A retired high-ranking law enforcement officer has accused politicians of interfering in the operations of the Royal Barbados Police Force (RBPF), and he has urged senior lawmen to stand up to the political directorate.
Although he did not identify any particular politician, former Deputy Commissioner Bertie Hinds, in a recent interview with Barbados TODAY, charged that “politicians like to put roadblocks in your way”.
While stopping short of pointing fingers at anyone for “interfering” in the promotions process within the RBPF, Hinds, who had a fractious relationship with his former boss Darwin Dottin, now a Government consultant, pulled no punches regarding the quality of leadership put in place over the years.
“When you choose a top brass of a police force…the first thing is you have to try to choose the best…people who are equipped for the job. Don’t choose people you like or who may support you when it comes to an election or something like that. I know politics have influence on almost everything. But we need our people to sit down and be rational and look out there for the best; and over the years, we have made some bad choices in our leadership positions in the force,” declared Hinds who has a Master’s Degree in Criminology and a Bachelor’s in History and Law.
“I always said that when you really juxtapose politics with educational abilities…you know politicians don’t like people who can challenge them. They don’t like people who can challenge them and stand up to them. I have had friends in this region who I know very, very well as a policeman and as a security officer. I have had friends in this region in top positions who, when they stand up to the political directorate, suffer grievously.”
The former police administrator, who served the RBPF for over 44 years, insisted that the top brass of the Force should not be “yes people.”
“You should not be saying ‘yes’ to a politician and bowing down at his feet…. I would never do that. If you have a level of expertise in the sense that you are a rounded police officer…you are an educated police officer – when I say educated, I mean you are fit for the task as a leader – then you should have no problem with telling the political directorate where to get off,” the outspoken Hinds told Barbados TODAY.
Hinds, a former Deputy Executive Director of the Regional Security System (RSS), made a case for police administrators to put themselves in a position to be able to challenge politicians who seek to get in their way.
“When you reach that level of education, you are marketable. You are marketable and easily marketable too…and you could leave any police organisation and carve out a niche somewhere. My philosophy was always that I am not bowing to any politician, no political directorate whatsoever; that is why I tried to educate myself that I could be independent of any political directorate. I would just state my professional opinions and if you don’t like it, lump it; as simple as that. I can step off your boat,” declared Hinds.
“I know politicians like to put roadblocks in your way, and I have always planned for when a roadblock was put in my way, I would circumvent it. Simple as that.”
Hinds, a trained cybercrime officer, addressed the implications of political interference on a police organisation.

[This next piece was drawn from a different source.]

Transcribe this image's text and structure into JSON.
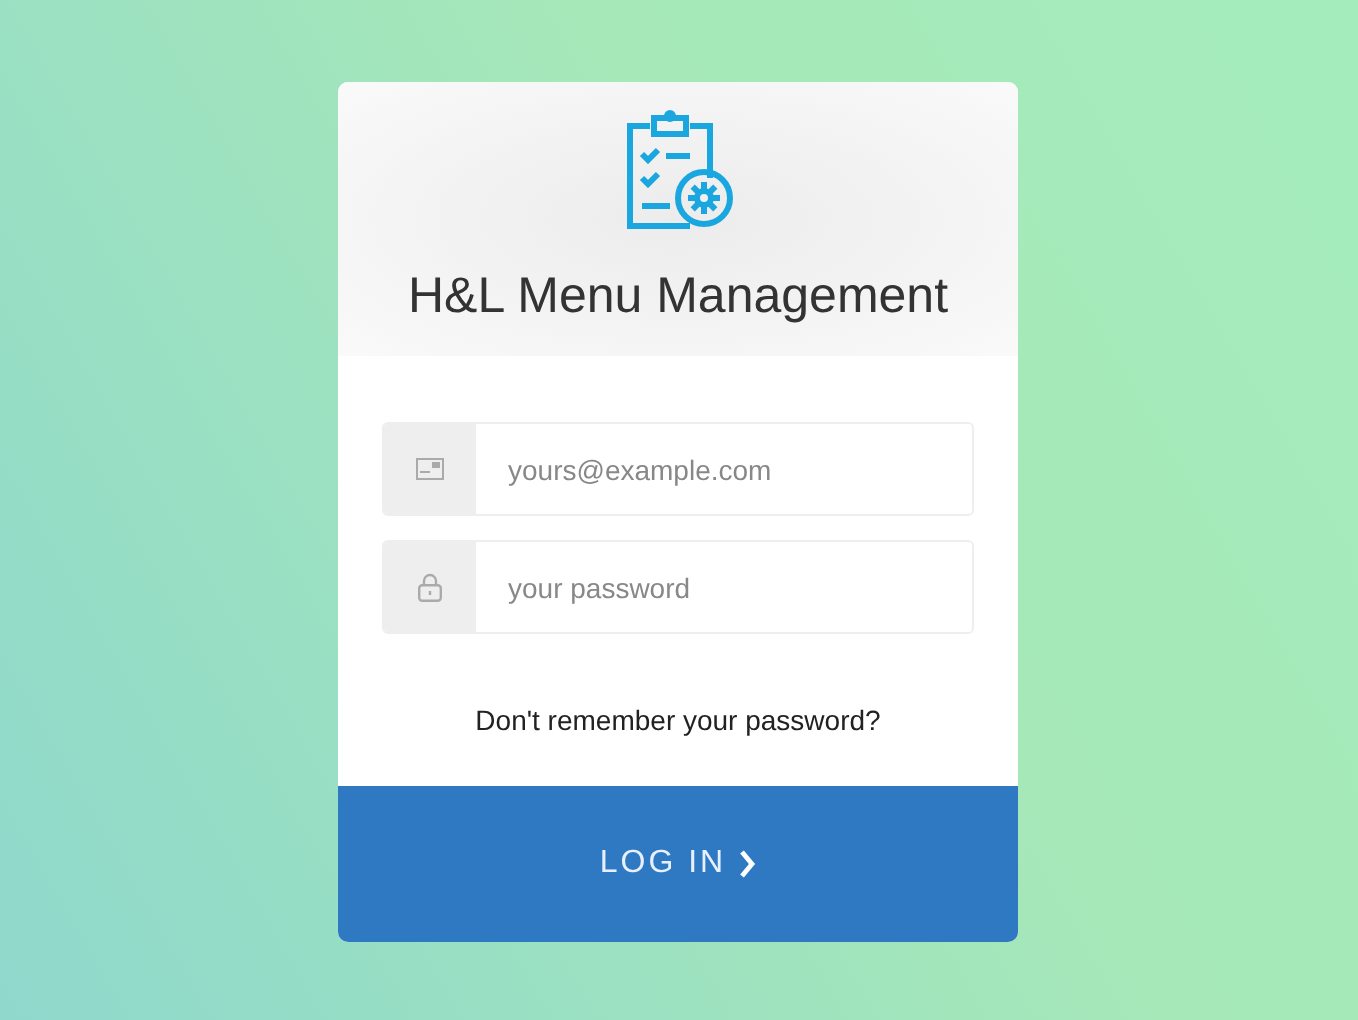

“It destroys your ability and capability to perform in your first function –prevention and detection of crime and building capacity around your society and economy so that it can thrive. When you have inept leadership, political intervention, it compromises the organisation’s ability to build and produce that quality of policing that encompasses society and economy…and that allows those two to breath and progress,” the retired veteran police officer stated.
While not committing himself to saying whether the RBPF was currently experiencing fallout from any political interference, Hinds said there is reason for concern that “some things are not right” within the Force.
“If I equate it to the type of criminal activity we are getting, there must be cause for concern about some things that are not right within the police organisation,” he pointed out.